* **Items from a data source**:
☆ ☆ ☆ ☆ ☆

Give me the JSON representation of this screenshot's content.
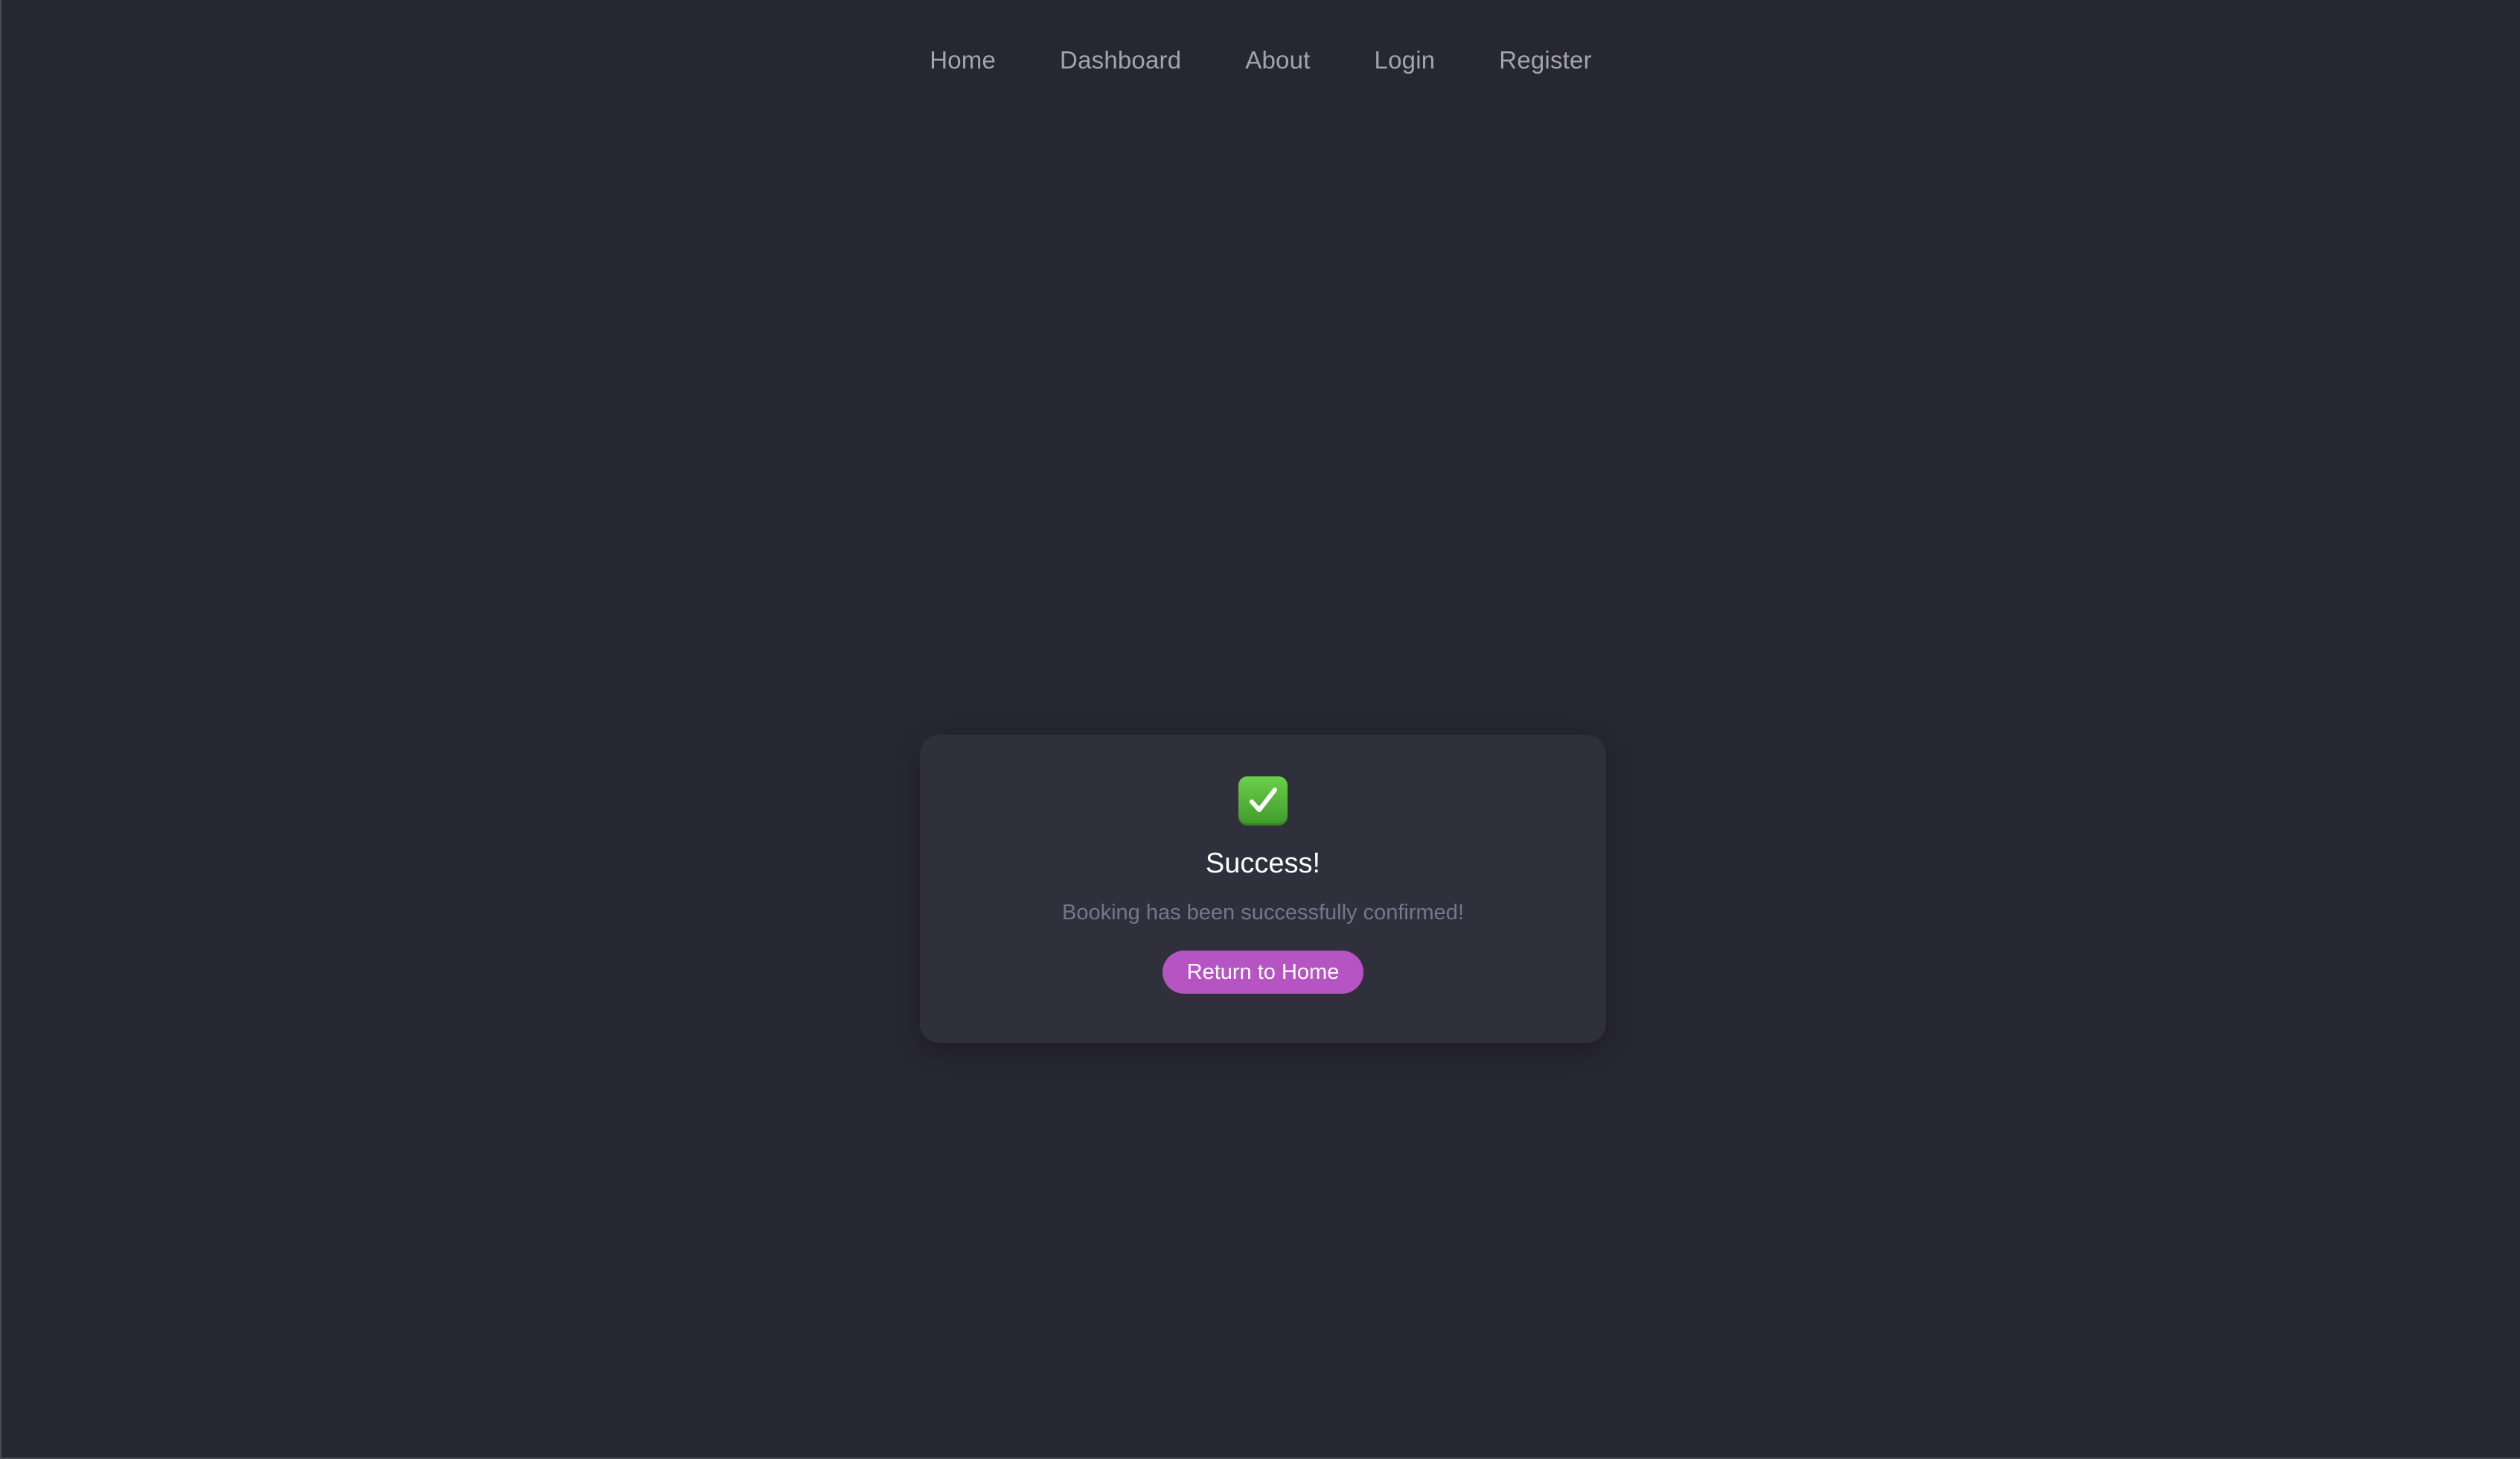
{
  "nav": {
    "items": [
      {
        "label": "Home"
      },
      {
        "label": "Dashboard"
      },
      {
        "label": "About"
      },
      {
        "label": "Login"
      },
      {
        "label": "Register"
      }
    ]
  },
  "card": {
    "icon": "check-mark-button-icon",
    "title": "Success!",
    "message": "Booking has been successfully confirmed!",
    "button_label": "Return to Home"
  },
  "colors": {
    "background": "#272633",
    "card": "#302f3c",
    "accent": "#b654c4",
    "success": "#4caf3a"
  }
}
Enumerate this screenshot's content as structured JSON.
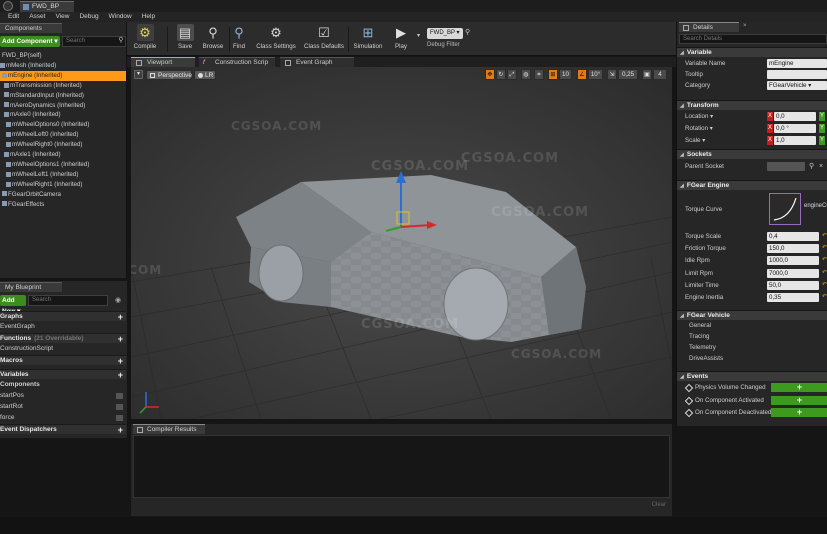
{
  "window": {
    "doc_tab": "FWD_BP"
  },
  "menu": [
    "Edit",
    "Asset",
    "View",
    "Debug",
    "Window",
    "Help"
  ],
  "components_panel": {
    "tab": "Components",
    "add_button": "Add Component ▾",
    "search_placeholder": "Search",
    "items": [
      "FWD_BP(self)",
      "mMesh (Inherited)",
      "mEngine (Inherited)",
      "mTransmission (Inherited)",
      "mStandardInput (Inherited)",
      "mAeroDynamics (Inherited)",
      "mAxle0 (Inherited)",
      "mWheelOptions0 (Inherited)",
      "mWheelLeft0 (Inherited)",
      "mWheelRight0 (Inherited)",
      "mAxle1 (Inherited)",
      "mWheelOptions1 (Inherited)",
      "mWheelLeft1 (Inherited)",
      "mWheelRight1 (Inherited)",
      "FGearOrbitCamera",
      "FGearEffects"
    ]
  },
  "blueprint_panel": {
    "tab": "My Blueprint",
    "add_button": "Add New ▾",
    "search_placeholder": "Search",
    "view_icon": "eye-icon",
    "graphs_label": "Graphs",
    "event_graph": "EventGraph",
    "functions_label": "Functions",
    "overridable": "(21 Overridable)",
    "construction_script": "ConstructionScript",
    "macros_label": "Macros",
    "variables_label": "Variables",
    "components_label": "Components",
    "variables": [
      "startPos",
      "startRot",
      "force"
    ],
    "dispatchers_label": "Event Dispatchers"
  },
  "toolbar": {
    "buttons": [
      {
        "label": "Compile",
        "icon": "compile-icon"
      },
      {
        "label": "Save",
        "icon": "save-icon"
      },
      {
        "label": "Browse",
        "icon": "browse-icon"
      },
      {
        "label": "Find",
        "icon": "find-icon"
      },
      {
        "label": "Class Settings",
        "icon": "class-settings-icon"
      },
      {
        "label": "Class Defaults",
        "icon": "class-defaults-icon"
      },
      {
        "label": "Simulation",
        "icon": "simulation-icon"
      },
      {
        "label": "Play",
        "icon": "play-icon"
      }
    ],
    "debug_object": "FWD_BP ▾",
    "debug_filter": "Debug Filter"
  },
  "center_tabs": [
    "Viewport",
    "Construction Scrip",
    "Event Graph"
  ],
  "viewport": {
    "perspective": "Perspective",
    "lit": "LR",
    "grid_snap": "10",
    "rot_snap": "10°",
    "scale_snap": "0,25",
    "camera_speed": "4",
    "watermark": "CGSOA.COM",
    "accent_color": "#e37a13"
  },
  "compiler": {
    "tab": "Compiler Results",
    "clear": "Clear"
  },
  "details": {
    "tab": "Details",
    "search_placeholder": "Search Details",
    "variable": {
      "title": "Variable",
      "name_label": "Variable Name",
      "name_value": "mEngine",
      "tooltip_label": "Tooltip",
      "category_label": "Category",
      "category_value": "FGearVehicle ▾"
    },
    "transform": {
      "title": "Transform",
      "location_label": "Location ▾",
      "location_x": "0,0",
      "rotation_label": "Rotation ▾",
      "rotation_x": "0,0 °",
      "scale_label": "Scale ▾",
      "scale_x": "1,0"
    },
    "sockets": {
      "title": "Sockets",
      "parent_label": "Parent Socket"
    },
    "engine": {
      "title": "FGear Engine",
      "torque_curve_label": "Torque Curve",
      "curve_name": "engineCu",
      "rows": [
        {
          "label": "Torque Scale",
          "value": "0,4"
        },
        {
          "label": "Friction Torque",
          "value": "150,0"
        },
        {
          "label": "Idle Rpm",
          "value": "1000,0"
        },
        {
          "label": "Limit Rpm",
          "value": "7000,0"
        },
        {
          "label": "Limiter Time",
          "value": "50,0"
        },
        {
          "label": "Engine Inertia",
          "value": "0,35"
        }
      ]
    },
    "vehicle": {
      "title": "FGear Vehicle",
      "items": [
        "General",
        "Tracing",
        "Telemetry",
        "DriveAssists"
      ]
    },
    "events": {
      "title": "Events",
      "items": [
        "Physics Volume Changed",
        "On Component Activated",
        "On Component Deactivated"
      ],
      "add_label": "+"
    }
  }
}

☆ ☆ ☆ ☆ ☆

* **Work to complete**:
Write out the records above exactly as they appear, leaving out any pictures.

* **Exercise response**:
Give me the JSON representation of this screenshot's content.
{
  "nav": {
    "items": [
      {
        "label": "Home"
      },
      {
        "label": "Dashboard"
      },
      {
        "label": "About"
      },
      {
        "label": "Login"
      },
      {
        "label": "Register"
      }
    ]
  },
  "card": {
    "icon": "check-mark-button-icon",
    "title": "Success!",
    "message": "Booking has been successfully confirmed!",
    "button_label": "Return to Home"
  },
  "colors": {
    "background": "#272633",
    "card": "#302f3c",
    "accent": "#b654c4",
    "success": "#4caf3a"
  }
}
Enumerate this screenshot's content as structured JSON.
{
  "window": {
    "doc_tab": "FWD_BP"
  },
  "menu": [
    "Edit",
    "Asset",
    "View",
    "Debug",
    "Window",
    "Help"
  ],
  "components_panel": {
    "tab": "Components",
    "add_button": "Add Component ▾",
    "search_placeholder": "Search",
    "items": [
      "FWD_BP(self)",
      "mMesh (Inherited)",
      "mEngine (Inherited)",
      "mTransmission (Inherited)",
      "mStandardInput (Inherited)",
      "mAeroDynamics (Inherited)",
      "mAxle0 (Inherited)",
      "mWheelOptions0 (Inherited)",
      "mWheelLeft0 (Inherited)",
      "mWheelRight0 (Inherited)",
      "mAxle1 (Inherited)",
      "mWheelOptions1 (Inherited)",
      "mWheelLeft1 (Inherited)",
      "mWheelRight1 (Inherited)",
      "FGearOrbitCamera",
      "FGearEffects"
    ]
  },
  "blueprint_panel": {
    "tab": "My Blueprint",
    "add_button": "Add New ▾",
    "search_placeholder": "Search",
    "view_icon": "eye-icon",
    "graphs_label": "Graphs",
    "event_graph": "EventGraph",
    "functions_label": "Functions",
    "overridable": "(21 Overridable)",
    "construction_script": "ConstructionScript",
    "macros_label": "Macros",
    "variables_label": "Variables",
    "components_label": "Components",
    "variables": [
      "startPos",
      "startRot",
      "force"
    ],
    "dispatchers_label": "Event Dispatchers"
  },
  "toolbar": {
    "buttons": [
      {
        "label": "Compile",
        "icon": "compile-icon"
      },
      {
        "label": "Save",
        "icon": "save-icon"
      },
      {
        "label": "Browse",
        "icon": "browse-icon"
      },
      {
        "label": "Find",
        "icon": "find-icon"
      },
      {
        "label": "Class Settings",
        "icon": "class-settings-icon"
      },
      {
        "label": "Class Defaults",
        "icon": "class-defaults-icon"
      },
      {
        "label": "Simulation",
        "icon": "simulation-icon"
      },
      {
        "label": "Play",
        "icon": "play-icon"
      }
    ],
    "debug_object": "FWD_BP ▾",
    "debug_filter": "Debug Filter"
  },
  "center_tabs": [
    "Viewport",
    "Construction Scrip",
    "Event Graph"
  ],
  "viewport": {
    "perspective": "Perspective",
    "lit": "LR",
    "grid_snap": "10",
    "rot_snap": "10°",
    "scale_snap": "0,25",
    "camera_speed": "4",
    "watermark": "CGSOA.COM",
    "accent_color": "#e37a13"
  },
  "compiler": {
    "tab": "Compiler Results",
    "clear": "Clear"
  },
  "details": {
    "tab": "Details",
    "search_placeholder": "Search Details",
    "variable": {
      "title": "Variable",
      "name_label": "Variable Name",
      "name_value": "mEngine",
      "tooltip_label": "Tooltip",
      "category_label": "Category",
      "category_value": "FGearVehicle ▾"
    },
    "transform": {
      "title": "Transform",
      "location_label": "Location ▾",
      "location_x": "0,0",
      "rotation_label": "Rotation ▾",
      "rotation_x": "0,0 °",
      "scale_label": "Scale ▾",
      "scale_x": "1,0"
    },
    "sockets": {
      "title": "Sockets",
      "parent_label": "Parent Socket"
    },
    "engine": {
      "title": "FGear Engine",
      "torque_curve_label": "Torque Curve",
      "curve_name": "engineCu",
      "rows": [
        {
          "label": "Torque Scale",
          "value": "0,4"
        },
        {
          "label": "Friction Torque",
          "value": "150,0"
        },
        {
          "label": "Idle Rpm",
          "value": "1000,0"
        },
        {
          "label": "Limit Rpm",
          "value": "7000,0"
        },
        {
          "label": "Limiter Time",
          "value": "50,0"
        },
        {
          "label": "Engine Inertia",
          "value": "0,35"
        }
      ]
    },
    "vehicle": {
      "title": "FGear Vehicle",
      "items": [
        "General",
        "Tracing",
        "Telemetry",
        "DriveAssists"
      ]
    },
    "events": {
      "title": "Events",
      "items": [
        "Physics Volume Changed",
        "On Component Activated",
        "On Component Deactivated"
      ],
      "add_label": "+"
    }
  }
}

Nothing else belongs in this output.